society in the Arab world, I strongly recommend my colleague David
Pryce-Jones’s book, The Closed Circle.
The 1991 Gulf War showed how little has changed. Here were the armies of
the West: swift, deadly, efficient – under the command of elected civilians at
the head of a robust and elaborate constitutional structure.
And here were the
Arabs: a shambling, ill-nourished, shoeless rabble, led by a mad
gangster-despot. (That was their Arabs. There were also, of course, our
Arabs–the Kuwaitis and Saudis, cowering in their plush-lined air-conditioned
bunkers being waited on by their Filipino servants while we did their fighting for
Final body counts: the West, 134 dead, the Arabs, 20,000 or more. The
superiority of one culture over another has not been so starkly demonstrated

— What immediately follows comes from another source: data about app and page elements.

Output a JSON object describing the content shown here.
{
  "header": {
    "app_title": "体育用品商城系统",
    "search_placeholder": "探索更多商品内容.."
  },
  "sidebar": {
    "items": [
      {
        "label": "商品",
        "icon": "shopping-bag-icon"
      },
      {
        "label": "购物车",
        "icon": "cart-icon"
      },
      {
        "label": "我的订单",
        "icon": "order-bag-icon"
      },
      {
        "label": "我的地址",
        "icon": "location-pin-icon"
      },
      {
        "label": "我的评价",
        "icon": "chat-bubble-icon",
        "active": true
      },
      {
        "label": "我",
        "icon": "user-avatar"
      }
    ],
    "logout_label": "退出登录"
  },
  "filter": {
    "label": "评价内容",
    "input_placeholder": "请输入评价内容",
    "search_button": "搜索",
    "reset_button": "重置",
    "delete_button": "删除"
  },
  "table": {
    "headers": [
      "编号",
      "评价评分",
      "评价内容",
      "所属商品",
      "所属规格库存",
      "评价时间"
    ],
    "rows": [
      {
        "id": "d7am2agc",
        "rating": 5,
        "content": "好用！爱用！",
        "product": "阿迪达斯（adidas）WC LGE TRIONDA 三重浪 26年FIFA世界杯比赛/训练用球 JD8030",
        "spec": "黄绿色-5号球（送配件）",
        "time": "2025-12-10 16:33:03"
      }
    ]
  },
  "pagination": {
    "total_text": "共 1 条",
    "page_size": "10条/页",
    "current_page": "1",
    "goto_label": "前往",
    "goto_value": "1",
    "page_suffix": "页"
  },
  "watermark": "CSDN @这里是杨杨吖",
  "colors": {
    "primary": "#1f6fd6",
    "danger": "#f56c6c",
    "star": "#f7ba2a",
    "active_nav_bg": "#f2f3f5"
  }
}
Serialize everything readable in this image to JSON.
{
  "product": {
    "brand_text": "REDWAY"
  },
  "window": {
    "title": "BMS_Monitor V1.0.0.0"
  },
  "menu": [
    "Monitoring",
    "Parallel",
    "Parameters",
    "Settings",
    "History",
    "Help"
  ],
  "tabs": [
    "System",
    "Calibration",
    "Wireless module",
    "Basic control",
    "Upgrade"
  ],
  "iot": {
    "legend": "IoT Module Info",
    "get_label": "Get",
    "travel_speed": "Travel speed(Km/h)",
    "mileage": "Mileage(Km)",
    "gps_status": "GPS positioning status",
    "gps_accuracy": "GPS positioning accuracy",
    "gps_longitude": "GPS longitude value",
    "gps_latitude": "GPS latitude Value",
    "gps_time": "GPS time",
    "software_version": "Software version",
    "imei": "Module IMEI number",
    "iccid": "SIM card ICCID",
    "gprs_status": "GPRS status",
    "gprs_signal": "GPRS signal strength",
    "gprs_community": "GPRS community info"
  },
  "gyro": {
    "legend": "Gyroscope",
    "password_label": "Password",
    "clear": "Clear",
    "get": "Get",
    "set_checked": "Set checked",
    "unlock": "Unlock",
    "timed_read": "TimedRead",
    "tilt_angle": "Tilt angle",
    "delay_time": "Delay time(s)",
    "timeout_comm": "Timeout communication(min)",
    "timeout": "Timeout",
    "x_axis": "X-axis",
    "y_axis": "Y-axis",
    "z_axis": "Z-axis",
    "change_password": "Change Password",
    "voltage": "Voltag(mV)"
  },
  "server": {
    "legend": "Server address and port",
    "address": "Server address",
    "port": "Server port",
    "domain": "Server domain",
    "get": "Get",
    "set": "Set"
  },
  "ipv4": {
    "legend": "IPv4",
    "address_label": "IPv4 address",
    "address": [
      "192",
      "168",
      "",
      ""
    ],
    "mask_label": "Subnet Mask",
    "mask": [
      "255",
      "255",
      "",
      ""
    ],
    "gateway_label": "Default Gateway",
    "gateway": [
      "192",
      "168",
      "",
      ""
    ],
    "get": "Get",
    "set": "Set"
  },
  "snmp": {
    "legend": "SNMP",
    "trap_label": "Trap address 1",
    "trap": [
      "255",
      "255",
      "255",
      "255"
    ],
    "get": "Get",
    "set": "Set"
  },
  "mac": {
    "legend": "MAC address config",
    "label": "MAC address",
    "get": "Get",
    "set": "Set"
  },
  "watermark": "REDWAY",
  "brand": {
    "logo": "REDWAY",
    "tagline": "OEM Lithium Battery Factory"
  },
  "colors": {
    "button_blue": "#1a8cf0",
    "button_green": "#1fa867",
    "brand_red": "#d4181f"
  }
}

since a handful of British wooden ships brought the Celestial Empire to its
knees 150 years earlier. The Chinese are still mad about the Opium Wars. A
hundred and 50 years from now, the Arabs will not have forgotten the Gulf
depth and bitterness of hesperophobia in these cultures is hard to
imagine. As Thomas Friedman points out in New York Times, Palestinian
suicide bombers do not target yeshivas, synagogues, or religious settlements.
They go for shopping malls or Sbarro’s outlets. Sure, they hate the Jews, but
they hate the West as much, or more.
Israel is not a cause of any of this, except that Israeli culture is essentially
Western. If the present state of Israel were inhabited by Christian Lithuanians or
Frenchmen, the hatred would be nearly as intense. Nearly, not completely:
Hatred of the Jews has been built into Arab-Moslem culture since the time of
Mohammed. More often than not, they were treated like swine.
For a true account, read Joan Peters’s From Time Immemorial, or Gil Carl
Alroy Behind the Middle East Crisis. From the Arab point of view, Israel, or any
Western state on “Arab land,” is ‘illegitimate’. The fact that the Jews had a
wealthy and powerful nation on that land three thousand years ago counts for
nothing. Israel is a reminder of the squalid, hopeless, irredeemable inferiority of
one’s own culture by comparison.
So, what are we doing, meddling in the Middle East? Where is our interest?
Well, U.S. politicians must speak for themselves, but if I had any position of
authority in any Western nation, I would be urging full support for Israel, and I
am not Jewish. It’s a matter of cultural solidarity. We of the West must hang
together, or else we shall hang separately.
What, after all, does the Buchananite program offer us, if carried through? We
have no troops in Israel to be withdrawn. If we withdraw our aid, the Israelis
will be less able to defend themselves against the Arabs. If we don’t arm the
Israelis, who will? While other hesperophobic countries–China, for example–are
gleefully arming the Arabs and other Israel-haters like Iran, and pocketing the
And the end of it all will be … what? Inevitably, without our support, it will be
the destruction of Israel. The Arabs will overwhelm that tiny state, and there
will be such an orgy of massacre as has not been seen since the Rape of Nanking.
And we shall be doing … what? Watching it on our TV’s, with a
six-pack and a bucket of Nacho chips in hand? That’s the Buchananite vision? If
so, it is a vision of cowards and fools, and I want no part of it.
Israel’s culture is ours. She is part of the West. If she goes down, we have
suffered a defeat, and the howling, jeering forces of barbarism have won. You
don’t have to be Zionist, nor even Jewish, to support Israel. You don’t have to
be in the pocket of the Israeli congressional lobbies, or a suck-up to “powerful
You don’t have to pretend not to notice the occasional follies and
cruelties of Israeli policy. You don’t have to forget about the U.S.S. Liberty or
Jonathan Pollard. You just have to think straight. You just have to understand
that the war between civilization and barbarism is being fought today just as it
was fought at Chalons and Tours, at the gates of Kiev and Vienna, by the
hoplites at Marathon and the legions on the Rhine.
And the thing about war is,
you have to take sides, and close your eyes to your allies’ imperfections. There
isn’t any choice. What happened on September 11 was not, or not only, an act
of anti-Americanism, anti-Israelism, or anti-Semitism. It was – more than
anything else – an act of hesperophobia.